Wednesday, December 5, 2007

China's water treatment industry to take off as venture capitalists keen to invest

"China's water and wastewater treatment industry is expected to expand rapidly, with international and domestic venture capitalists attending a cleantech conference yesterday expressing great interest in the business opportunities arising from the country's deteriorating water quality and severe water shortage, especially in northern China.

Officials with various venture capital and private equity firms told Interfax that water and wastewater projects have become their central focus in the search for venture investment opportunities in China's clean technology industry.

Water and waste water cleantech projects in China received $90 million in venture capital in 2006 and the first quarter of 2007, and are forecast to attract $100 million in investment in 2008, according to a research report recently published by Cleantech Network..."

Tuesday, December 4, 2007

Fears make resources sparkle

The Globe and Mail has a short report about hedge fund manager Otto Spork and his views on various commodities, including water. His fund is currently 35% in water stocks as he believes they are "still off everyone's radar screen..."

"Hedge fund manager Otto Spork believes the pummelling taken by resource stocks because of fears that the U.S. subprime mortgage mess would slow down the North American economy has created buying opportunities.
"We are looking to buy on this weakness," the portfolio manager with Toronto's Sextant Capital Management Inc. said an interview..."

Monday, December 3, 2007

Water Threatens Asia's Urbanization, Prosperity: Andy Mukherjee

"The commodity that poses the biggest threat to long-term prosperity in Asia isn't oil, it's water..."

Super funds' farm push

Theage.com has an interesting look at the transformation of farming in drought stricken rural Australia.

"Across large areas of rural Australia, superannuation funds are joining the push of big money into the traditional territory of the small Aussie farmer, investing millions of dollars in rural land on behalf of their thousands of city-based fund members..."

Mexico City Aims for Water Self Sufficiency by 2020

"The top environmental official in the Mexico City government, Martha Delgado Peralta, said recently the city was launching a new water sustainability policy to guarantee self-sufficiency and supply for future generations.

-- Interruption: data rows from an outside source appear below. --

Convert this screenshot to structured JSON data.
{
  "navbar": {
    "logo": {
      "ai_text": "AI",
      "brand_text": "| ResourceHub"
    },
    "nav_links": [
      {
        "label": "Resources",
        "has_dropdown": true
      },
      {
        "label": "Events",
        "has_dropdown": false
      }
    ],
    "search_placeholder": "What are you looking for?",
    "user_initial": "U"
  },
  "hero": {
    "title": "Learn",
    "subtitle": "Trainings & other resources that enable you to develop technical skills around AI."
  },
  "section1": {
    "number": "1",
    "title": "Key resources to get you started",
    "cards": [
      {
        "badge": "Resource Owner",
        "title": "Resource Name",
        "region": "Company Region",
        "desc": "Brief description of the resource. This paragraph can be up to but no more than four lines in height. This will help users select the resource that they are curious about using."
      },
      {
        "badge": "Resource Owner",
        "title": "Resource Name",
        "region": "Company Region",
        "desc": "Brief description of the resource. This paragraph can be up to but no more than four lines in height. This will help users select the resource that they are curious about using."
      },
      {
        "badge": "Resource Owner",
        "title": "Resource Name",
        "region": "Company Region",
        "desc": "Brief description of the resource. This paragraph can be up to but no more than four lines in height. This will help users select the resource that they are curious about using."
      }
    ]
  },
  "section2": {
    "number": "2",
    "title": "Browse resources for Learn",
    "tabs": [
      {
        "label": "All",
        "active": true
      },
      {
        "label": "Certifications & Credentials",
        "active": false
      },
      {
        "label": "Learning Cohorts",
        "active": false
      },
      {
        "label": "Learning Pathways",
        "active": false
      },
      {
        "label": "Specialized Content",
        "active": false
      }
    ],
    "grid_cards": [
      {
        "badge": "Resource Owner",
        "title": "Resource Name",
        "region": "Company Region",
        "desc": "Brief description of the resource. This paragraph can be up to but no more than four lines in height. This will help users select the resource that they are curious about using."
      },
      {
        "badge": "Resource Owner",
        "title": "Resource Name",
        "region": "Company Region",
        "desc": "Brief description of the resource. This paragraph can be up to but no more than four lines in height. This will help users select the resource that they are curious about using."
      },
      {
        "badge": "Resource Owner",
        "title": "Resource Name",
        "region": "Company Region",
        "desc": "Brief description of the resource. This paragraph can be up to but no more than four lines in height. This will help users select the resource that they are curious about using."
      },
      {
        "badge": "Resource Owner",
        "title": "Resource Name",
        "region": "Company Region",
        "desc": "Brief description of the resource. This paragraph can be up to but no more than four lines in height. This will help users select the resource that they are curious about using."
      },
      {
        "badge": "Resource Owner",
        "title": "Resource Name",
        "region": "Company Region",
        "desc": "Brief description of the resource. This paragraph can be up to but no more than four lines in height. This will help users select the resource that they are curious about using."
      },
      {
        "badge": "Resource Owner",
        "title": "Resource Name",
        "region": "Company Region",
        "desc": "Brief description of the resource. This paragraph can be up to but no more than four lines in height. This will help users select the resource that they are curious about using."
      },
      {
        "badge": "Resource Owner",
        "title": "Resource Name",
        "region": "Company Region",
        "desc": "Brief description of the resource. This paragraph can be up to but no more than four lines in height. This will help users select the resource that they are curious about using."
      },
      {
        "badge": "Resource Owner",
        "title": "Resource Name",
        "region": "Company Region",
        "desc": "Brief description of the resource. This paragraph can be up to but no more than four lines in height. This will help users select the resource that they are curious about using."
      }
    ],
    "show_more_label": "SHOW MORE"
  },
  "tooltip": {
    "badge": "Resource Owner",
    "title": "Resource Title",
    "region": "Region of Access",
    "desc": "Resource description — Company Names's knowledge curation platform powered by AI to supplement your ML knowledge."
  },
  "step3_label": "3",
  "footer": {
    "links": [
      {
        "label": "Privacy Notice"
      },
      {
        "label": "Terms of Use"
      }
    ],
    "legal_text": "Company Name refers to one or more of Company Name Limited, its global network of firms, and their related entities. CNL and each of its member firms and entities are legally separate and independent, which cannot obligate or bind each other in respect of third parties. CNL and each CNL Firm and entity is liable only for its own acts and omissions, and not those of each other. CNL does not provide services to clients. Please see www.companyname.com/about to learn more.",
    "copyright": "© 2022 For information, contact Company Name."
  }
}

The target is ambitious -- to reach self-sufficiency by 2020 -- and the government faces many serious hurdles. The booming megalopolis of 20 million people currently relies on several outside water sources, some of them rivers up to 80 miles away. The water must be pumped uphill over the mountains that surround the Valley of Mexico via a complex and energy-intensive system..."

"Currently, nearly 11 cubic meters of water are lost per second in Mexico City due to leaky pipes..."

via treehugger.com

Sunday, December 2, 2007

Avoiding water shortages

Nice summary in the Bangkok Post of the present situation in Asia and the infrastructure development that will have to take place there in order to avoid catastrophe:

"The Asian Development Bank (ADB) released a report compiled by a group of experts which said that without proper management developing Asian nations would face severe water shortages in as little as ten years..."